-- EXCERPTED DATA follows --

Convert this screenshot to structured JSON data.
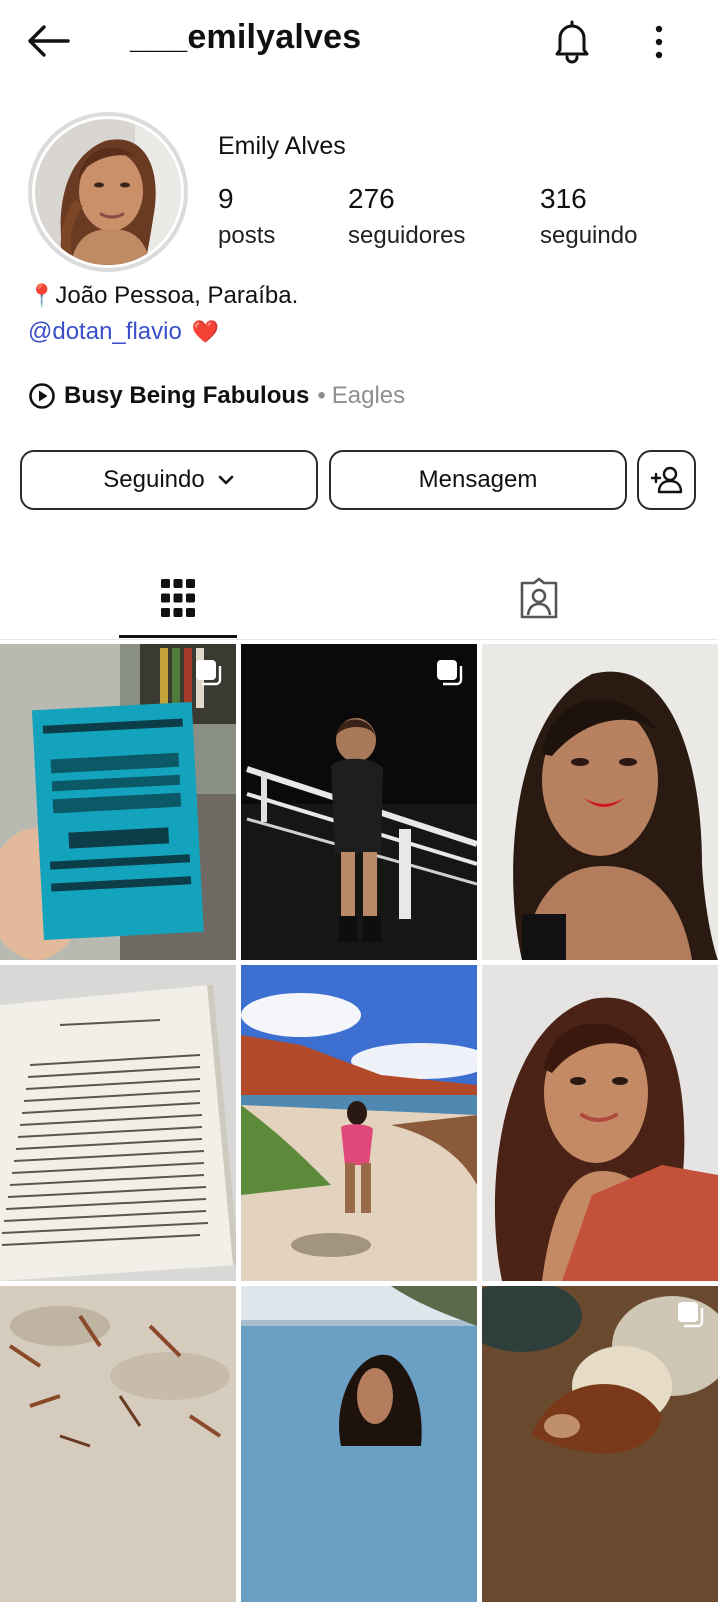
{
  "header": {
    "username": "___emilyalves",
    "back_icon": "arrow-left-icon",
    "bell_icon": "bell-icon",
    "more_icon": "more-vertical-icon"
  },
  "profile": {
    "display_name": "Emily Alves",
    "stats": [
      {
        "value": "9",
        "label": "posts"
      },
      {
        "value": "276",
        "label": "seguidores"
      },
      {
        "value": "316",
        "label": "seguindo"
      }
    ],
    "bio": {
      "location_emoji": "📍",
      "location": "João Pessoa, Paraíba.",
      "mention": "@dotan_flavio",
      "mention_emoji": "❤️"
    },
    "music": {
      "title": "Busy Being Fabulous",
      "separator": "•",
      "artist": "Eagles"
    }
  },
  "actions": {
    "following_label": "Seguindo",
    "message_label": "Mensagem"
  },
  "tabs": [
    {
      "icon": "grid-icon",
      "active": true
    },
    {
      "icon": "tagged-person-icon",
      "active": false
    }
  ],
  "colors": {
    "link": "#3b4fc7",
    "muted": "#8e8e8e",
    "text": "#111111"
  }
}
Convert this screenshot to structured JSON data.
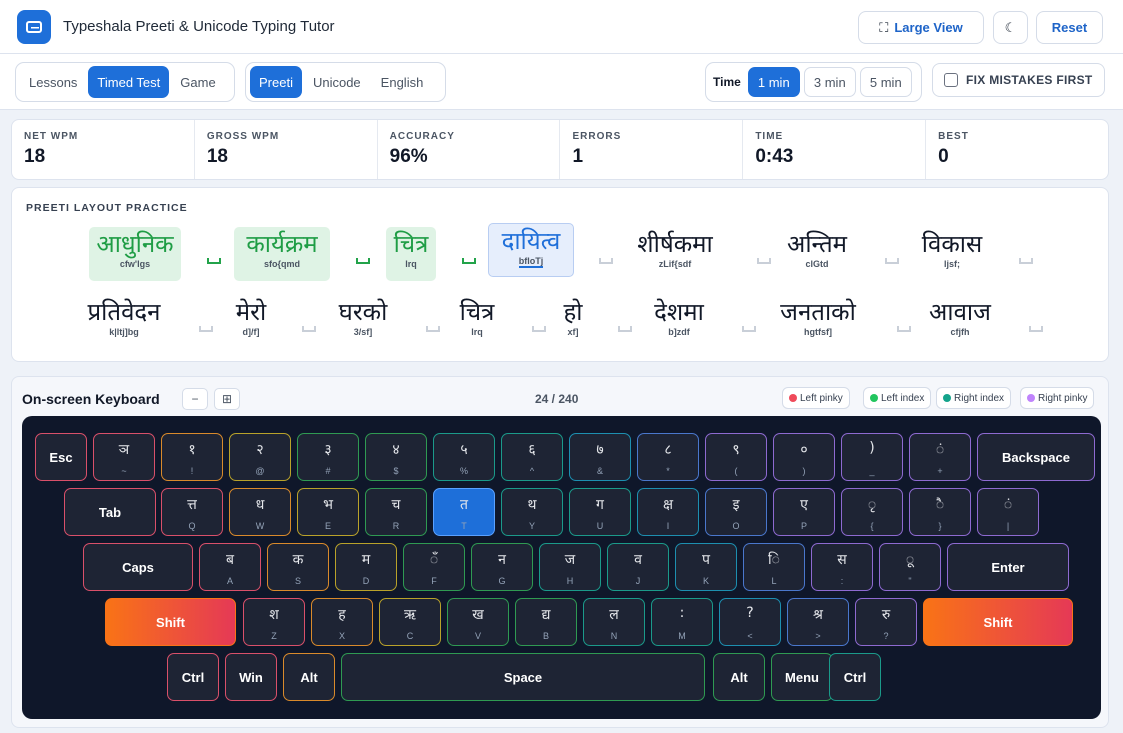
{
  "header": {
    "title": "Typeshala Preeti & Unicode Typing Tutor",
    "large_view": "Large View",
    "reset": "Reset"
  },
  "modes": {
    "tabs": [
      "Lessons",
      "Timed Test",
      "Game"
    ],
    "active_tab": "Timed Test",
    "layouts": [
      "Preeti",
      "Unicode",
      "English"
    ],
    "active_layout": "Preeti",
    "time_label": "Time",
    "time_options": [
      "1 min",
      "3 min",
      "5 min"
    ],
    "active_time": "1 min",
    "fix_mistakes": "FIX MISTAKES FIRST"
  },
  "stats": [
    {
      "label": "NET WPM",
      "value": "18"
    },
    {
      "label": "GROSS WPM",
      "value": "18"
    },
    {
      "label": "ACCURACY",
      "value": "96%"
    },
    {
      "label": "ERRORS",
      "value": "1"
    },
    {
      "label": "TIME",
      "value": "0:43"
    },
    {
      "label": "BEST",
      "value": "0"
    }
  ],
  "practice": {
    "title": "PREETI LAYOUT PRACTICE",
    "words": [
      {
        "dev": "आधुनिक",
        "rom": "cfw'lgs",
        "state": "done"
      },
      {
        "dev": "कार्यक्रम",
        "rom": "sfo{qmd",
        "state": "done"
      },
      {
        "dev": "चित्र",
        "rom": "lrq",
        "state": "done"
      },
      {
        "dev": "दायित्व",
        "rom": "bfloTj",
        "state": "current"
      },
      {
        "dev": "शीर्षकमा",
        "rom": "zLif{sdf",
        "state": "pending"
      },
      {
        "dev": "अन्तिम",
        "rom": "clGtd",
        "state": "pending"
      },
      {
        "dev": "विकास",
        "rom": "ljsf;",
        "state": "pending"
      },
      {
        "dev": "प्रतिवेदन",
        "rom": "k|ltj]bg",
        "state": "pending"
      },
      {
        "dev": "मेरो",
        "rom": "d]/f]",
        "state": "pending"
      },
      {
        "dev": "घरको",
        "rom": "3/sf]",
        "state": "pending"
      },
      {
        "dev": "चित्र",
        "rom": "lrq",
        "state": "pending"
      },
      {
        "dev": "हो",
        "rom": "xf]",
        "state": "pending"
      },
      {
        "dev": "देशमा",
        "rom": "b]zdf",
        "state": "pending"
      },
      {
        "dev": "जनताको",
        "rom": "hgtfsf]",
        "state": "pending"
      },
      {
        "dev": "आवाज",
        "rom": "cfjfh",
        "state": "pending"
      }
    ]
  },
  "keyboard": {
    "title": "On-screen Keyboard",
    "minus": "−",
    "grid_icon": "grid-icon",
    "progress": "24 / 240",
    "legend": [
      {
        "label": "Left pinky",
        "color": "#ef4a5a"
      },
      {
        "label": "Left index",
        "color": "#22c55e"
      },
      {
        "label": "Right index",
        "color": "#14a38b"
      },
      {
        "label": "Right pinky",
        "color": "#c084fc"
      }
    ],
    "rows": [
      [
        {
          "label": "Esc"
        },
        {
          "top": "ञ",
          "bot": "~"
        },
        {
          "top": "१",
          "bot": "!"
        },
        {
          "top": "२",
          "bot": "@"
        },
        {
          "top": "३",
          "bot": "#"
        },
        {
          "top": "४",
          "bot": "$"
        },
        {
          "top": "५",
          "bot": "%"
        },
        {
          "top": "६",
          "bot": "^"
        },
        {
          "top": "७",
          "bot": "&"
        },
        {
          "top": "८",
          "bot": "*"
        },
        {
          "top": "९",
          "bot": "("
        },
        {
          "top": "०",
          "bot": ")"
        },
        {
          "top": ")",
          "bot": "_"
        },
        {
          "top": "ं",
          "bot": "+"
        },
        {
          "label": "Backspace"
        }
      ],
      [
        {
          "label": "Tab"
        },
        {
          "top": "त्त",
          "bot": "Q"
        },
        {
          "top": "ध",
          "bot": "W"
        },
        {
          "top": "भ",
          "bot": "E"
        },
        {
          "top": "च",
          "bot": "R"
        },
        {
          "top": "त",
          "bot": "T",
          "active": true
        },
        {
          "top": "थ",
          "bot": "Y"
        },
        {
          "top": "ग",
          "bot": "U"
        },
        {
          "top": "क्ष",
          "bot": "I"
        },
        {
          "top": "इ",
          "bot": "O"
        },
        {
          "top": "ए",
          "bot": "P"
        },
        {
          "top": "ृ",
          "bot": "{"
        },
        {
          "top": "ै",
          "bot": "}"
        },
        {
          "top": "ं",
          "bot": "|"
        }
      ],
      [
        {
          "label": "Caps"
        },
        {
          "top": "ब",
          "bot": "A"
        },
        {
          "top": "क",
          "bot": "S"
        },
        {
          "top": "म",
          "bot": "D"
        },
        {
          "top": "ँ",
          "bot": "F"
        },
        {
          "top": "न",
          "bot": "G"
        },
        {
          "top": "ज",
          "bot": "H"
        },
        {
          "top": "व",
          "bot": "J"
        },
        {
          "top": "प",
          "bot": "K"
        },
        {
          "top": "ि",
          "bot": "L"
        },
        {
          "top": "स",
          "bot": ":"
        },
        {
          "top": "ू",
          "bot": "\""
        },
        {
          "label": "Enter"
        }
      ],
      [
        {
          "label": "Shift",
          "shift": true
        },
        {
          "top": "श",
          "bot": "Z"
        },
        {
          "top": "ह",
          "bot": "X"
        },
        {
          "top": "ऋ",
          "bot": "C"
        },
        {
          "top": "ख",
          "bot": "V"
        },
        {
          "top": "द्य",
          "bot": "B"
        },
        {
          "top": "ल",
          "bot": "N"
        },
        {
          "top": ":",
          "bot": "M"
        },
        {
          "top": "?",
          "bot": "<"
        },
        {
          "top": "श्र",
          "bot": ">"
        },
        {
          "top": "रु",
          "bot": "?"
        },
        {
          "label": "Shift",
          "shift": true
        }
      ],
      [
        {
          "label": "Ctrl"
        },
        {
          "label": "Win"
        },
        {
          "label": "Alt"
        },
        {
          "label": "Space"
        },
        {
          "label": "Alt"
        },
        {
          "label": "Menu"
        },
        {
          "label": "Ctrl"
        }
      ]
    ]
  }
}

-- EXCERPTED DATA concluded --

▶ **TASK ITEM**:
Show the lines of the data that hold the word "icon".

▶ **WRITTEN SOLUTION**:
    "back_icon": "arrow-left-icon",
    "bell_icon": "bell-icon",
    "more_icon": "more-vertical-icon"
      "icon": "grid-icon",
      "icon": "tagged-person-icon",
    "grid_icon": "grid-icon",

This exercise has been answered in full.